The Impact of Trauma on Children

Robin Gurwitch on the effects of 9/11 on children

Part of the 15 Years After 9/11 Series

More than one quarter of American children will experience a serious, traumatic event like physical abuse or gun violence before they turn 16. Most events happen at home, in their neighborhoods and at school.

But in the 15 years since the September 11 terror attacks, researchers have found that even events that unfold via media, such as the indelible live images of the collapsing Twin Towers, can also affect children hundreds of miles away.

“We lived 9/11. We watched it happen,” said Robin Gurwitch, Ph.D., a Duke clinical psychologist and member of the National Advisory Committee on Children and Disasters and the National Child Traumatic Stress Network.

“The events changed children’s world view and their sense of safety,” she said. “Children close to the event had significantly higher risk for mental health consequences. But mental health professionals also started to see children that were hundreds of miles away reporting new worries or concerns.”

Before 9/11, psychologists typically considered only children who witnessed trauma or experienced a direct loss to be at higher risk for mental health consequences in the ensuing weeks and months, Gurwitch said. The attacks on 9/11, and the saturation and repetition of those terrifying images, changed that.

“Many children were too young to understand that what they were seeing was the same footage being repeated,” Gurwitch said. “They thought more and more towers were falling.”

The events opened a new sphere of awareness and research on how large-scale crises affect children, she said, including new national resources to address their mental health.

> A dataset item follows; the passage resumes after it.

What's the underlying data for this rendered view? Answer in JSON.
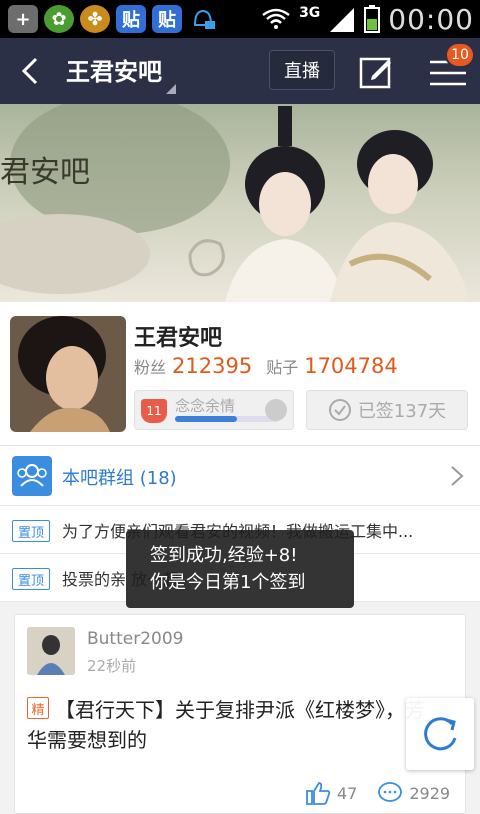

The National Child Traumatic Stress Network (NCTSN) was in its infancy in September 2001, having just received millions of dollars from the Substance Abuse and Mental Health Services Administration (SAMSHA) to support children’s mental health. Immediately after the attacks, SAMSHA and NCTSN began efforts to support children touched by large-scale trauma -- and specifically acts of terrorism.

In addition to providing on-the-ground support during crises, Gurwitch and other experts with the network have trained news media on how to cover tragedy and trauma while considering the minds of their youngest viewers.

The events on 9/11 and the U.S. military response that followed also created a generation of more than 2 million children who have had a parent deployed to Iraq or Afghanistan. Mental health services for these children and families have expanded over the past two decades, Gurwitch said.

“During the Vietnam War, the typical service member was a single man,” Gurwitch said. “Almost 50 percent of service members now are parents, and a majority of them have a child under age 8. These children don’t know anything different than a world where a parent can be deployed, and they won’t see them for months at a time.”

In a new era of digital and social media, children have unprecedented and direct access to images and information -- much of it, unfiltered -- such as recent footage of a police shooting streamed on Facebook Live.

A parent’s first instinct is to shield their child completely. But select information worded in an age-appropriate way can offer children clarity and reassurance, Gurwitch said. Gurwitch, in partnership with the American Psychological Association, offers suggestions for parents in talking to their children:

  • Limit exposure to news coverage and social media.
  • Start a conversation. Ask children what they know and correct rumors, misinformation and misperceptions.
  • Ask how they’re feeling and validate their feelings.
  • Recognize that talking about events and sharing their feelings can be difficult; it takes trust, courage, and support to share their thoughts.
  • Don’t be afraid to say “I don't know,” to questions such as why someone would commit an act of violence or terrorism. Answer in an age-appropriate way to the best of your abilities.
  • Use the events to discuss your values and beliefs about how we treat others.